### Entries from a dataset of interfaces
%%
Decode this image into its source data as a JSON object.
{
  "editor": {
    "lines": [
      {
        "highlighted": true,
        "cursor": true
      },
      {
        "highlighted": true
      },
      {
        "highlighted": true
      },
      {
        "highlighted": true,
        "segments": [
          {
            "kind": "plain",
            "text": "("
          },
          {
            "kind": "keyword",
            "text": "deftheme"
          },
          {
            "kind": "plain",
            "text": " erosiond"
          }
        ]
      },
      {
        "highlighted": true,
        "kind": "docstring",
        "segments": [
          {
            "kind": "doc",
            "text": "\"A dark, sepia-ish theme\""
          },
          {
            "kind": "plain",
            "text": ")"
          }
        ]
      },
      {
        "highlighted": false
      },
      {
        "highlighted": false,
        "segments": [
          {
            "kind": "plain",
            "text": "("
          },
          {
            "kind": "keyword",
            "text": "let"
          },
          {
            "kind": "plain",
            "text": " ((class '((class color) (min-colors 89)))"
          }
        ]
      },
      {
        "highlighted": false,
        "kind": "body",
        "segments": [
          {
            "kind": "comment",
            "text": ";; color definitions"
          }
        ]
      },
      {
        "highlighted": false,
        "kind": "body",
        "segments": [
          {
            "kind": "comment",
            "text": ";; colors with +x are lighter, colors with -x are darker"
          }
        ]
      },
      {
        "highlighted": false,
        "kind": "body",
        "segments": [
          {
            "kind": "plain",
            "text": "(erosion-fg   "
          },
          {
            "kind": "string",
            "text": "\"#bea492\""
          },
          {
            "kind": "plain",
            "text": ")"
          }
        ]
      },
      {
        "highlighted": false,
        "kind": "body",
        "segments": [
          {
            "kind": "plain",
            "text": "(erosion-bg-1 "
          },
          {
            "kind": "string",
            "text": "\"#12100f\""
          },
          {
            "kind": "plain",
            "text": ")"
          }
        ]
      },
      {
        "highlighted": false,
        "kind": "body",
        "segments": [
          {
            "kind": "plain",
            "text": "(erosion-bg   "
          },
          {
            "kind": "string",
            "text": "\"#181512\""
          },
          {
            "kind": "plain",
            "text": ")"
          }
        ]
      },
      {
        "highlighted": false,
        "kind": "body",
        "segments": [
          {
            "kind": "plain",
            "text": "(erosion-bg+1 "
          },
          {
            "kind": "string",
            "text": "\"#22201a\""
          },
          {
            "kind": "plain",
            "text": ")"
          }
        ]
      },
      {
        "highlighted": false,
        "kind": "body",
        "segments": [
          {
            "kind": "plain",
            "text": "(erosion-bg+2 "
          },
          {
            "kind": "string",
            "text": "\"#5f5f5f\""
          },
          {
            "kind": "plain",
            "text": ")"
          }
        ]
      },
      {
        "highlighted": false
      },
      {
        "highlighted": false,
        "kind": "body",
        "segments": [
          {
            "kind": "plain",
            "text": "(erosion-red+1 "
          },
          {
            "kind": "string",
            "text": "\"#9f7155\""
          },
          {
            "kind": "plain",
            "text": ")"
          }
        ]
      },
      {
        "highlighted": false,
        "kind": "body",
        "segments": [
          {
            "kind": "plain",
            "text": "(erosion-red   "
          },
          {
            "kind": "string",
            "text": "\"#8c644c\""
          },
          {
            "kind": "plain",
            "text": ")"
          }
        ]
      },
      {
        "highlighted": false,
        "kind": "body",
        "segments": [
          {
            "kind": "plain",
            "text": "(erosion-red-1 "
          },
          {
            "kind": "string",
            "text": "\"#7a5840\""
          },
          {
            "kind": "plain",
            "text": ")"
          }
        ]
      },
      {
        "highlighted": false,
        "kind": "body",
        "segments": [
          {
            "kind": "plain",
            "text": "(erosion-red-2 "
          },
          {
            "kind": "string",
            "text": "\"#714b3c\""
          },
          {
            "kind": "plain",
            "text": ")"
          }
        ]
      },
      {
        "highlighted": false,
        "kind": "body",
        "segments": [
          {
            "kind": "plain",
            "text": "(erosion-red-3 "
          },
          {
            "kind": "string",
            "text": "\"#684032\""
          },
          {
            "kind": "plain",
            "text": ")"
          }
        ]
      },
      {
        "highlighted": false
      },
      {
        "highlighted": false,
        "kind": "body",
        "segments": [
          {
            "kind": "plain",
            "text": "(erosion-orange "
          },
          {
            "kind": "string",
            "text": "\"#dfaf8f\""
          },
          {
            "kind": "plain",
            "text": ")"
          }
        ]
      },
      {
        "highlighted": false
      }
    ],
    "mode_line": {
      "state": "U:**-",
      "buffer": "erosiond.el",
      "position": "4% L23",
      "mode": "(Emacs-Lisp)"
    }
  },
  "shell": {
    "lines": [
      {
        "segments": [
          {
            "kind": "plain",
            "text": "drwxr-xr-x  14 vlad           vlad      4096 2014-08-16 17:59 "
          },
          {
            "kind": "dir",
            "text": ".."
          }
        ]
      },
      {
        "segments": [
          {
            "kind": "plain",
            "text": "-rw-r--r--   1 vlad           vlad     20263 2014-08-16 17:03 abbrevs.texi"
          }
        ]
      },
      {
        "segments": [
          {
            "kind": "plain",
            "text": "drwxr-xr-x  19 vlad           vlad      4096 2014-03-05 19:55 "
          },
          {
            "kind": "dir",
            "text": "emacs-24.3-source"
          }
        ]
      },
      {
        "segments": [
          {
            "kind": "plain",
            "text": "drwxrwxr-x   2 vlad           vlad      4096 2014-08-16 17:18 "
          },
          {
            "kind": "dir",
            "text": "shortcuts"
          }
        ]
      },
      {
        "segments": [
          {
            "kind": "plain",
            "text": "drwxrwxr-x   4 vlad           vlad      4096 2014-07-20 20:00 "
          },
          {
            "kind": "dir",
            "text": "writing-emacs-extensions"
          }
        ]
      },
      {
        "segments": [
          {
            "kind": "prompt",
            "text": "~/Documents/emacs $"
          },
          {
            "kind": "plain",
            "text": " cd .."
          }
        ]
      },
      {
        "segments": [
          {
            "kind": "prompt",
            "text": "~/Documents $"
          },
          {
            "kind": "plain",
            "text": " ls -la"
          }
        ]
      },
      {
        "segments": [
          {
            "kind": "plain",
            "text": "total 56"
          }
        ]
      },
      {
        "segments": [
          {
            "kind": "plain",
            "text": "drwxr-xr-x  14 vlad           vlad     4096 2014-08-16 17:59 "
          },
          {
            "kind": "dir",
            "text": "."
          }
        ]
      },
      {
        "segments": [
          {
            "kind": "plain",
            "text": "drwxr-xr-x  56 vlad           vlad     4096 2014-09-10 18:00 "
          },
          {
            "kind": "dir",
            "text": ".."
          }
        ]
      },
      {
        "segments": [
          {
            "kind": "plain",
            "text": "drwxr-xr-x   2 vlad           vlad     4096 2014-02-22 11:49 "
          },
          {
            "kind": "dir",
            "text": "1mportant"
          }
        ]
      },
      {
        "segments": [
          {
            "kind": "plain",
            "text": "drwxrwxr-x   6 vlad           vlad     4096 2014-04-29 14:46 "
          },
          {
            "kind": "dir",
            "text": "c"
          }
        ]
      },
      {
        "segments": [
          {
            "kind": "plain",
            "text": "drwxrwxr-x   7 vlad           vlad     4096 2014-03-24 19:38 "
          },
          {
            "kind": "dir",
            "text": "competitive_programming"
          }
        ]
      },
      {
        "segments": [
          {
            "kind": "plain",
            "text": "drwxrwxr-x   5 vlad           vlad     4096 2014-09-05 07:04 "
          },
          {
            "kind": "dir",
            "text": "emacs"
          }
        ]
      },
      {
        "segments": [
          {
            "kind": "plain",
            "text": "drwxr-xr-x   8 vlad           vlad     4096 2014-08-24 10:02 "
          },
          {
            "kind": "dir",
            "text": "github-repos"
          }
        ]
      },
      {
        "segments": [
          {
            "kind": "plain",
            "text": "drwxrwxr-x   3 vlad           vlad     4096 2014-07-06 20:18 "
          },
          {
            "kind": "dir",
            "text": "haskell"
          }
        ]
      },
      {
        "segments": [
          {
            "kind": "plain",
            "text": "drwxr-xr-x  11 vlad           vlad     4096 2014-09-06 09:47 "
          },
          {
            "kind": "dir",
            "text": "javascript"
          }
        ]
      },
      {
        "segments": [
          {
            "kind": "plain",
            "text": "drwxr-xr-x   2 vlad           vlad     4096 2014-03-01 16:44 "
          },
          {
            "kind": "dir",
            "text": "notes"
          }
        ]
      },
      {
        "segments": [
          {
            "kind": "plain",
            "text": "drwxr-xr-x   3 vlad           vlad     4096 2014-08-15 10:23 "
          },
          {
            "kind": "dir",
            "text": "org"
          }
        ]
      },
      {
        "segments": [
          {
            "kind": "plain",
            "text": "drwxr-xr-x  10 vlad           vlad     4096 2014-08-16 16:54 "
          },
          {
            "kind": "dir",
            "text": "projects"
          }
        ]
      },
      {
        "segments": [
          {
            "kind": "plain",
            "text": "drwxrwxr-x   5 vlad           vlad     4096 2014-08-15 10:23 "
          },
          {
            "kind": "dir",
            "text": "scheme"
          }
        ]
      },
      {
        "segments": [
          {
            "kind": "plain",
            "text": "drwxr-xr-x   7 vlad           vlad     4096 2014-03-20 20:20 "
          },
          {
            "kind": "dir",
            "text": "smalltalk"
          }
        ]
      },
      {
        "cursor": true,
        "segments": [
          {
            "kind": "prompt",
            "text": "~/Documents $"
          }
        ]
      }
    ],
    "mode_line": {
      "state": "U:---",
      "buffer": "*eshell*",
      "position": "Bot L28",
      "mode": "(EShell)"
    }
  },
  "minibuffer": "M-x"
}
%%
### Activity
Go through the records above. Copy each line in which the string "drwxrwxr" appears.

### Answer section
            "text": "drwxrwxr-x   2 vlad           vlad      4096 2014-08-16 17:18 "
            "text": "drwxrwxr-x   4 vlad           vlad      4096 2014-07-20 20:00 "
            "text": "drwxrwxr-x   6 vlad           vlad     4096 2014-04-29 14:46 "
            "text": "drwxrwxr-x   7 vlad           vlad     4096 2014-03-24 19:38 "
            "text": "drwxrwxr-x   5 vlad           vlad     4096 2014-09-05 07:04 "
            "text": "drwxrwxr-x   3 vlad           vlad     4096 2014-07-06 20:18 "
            "text": "drwxrwxr-x   5 vlad           vlad     4096 2014-08-15 10:23 "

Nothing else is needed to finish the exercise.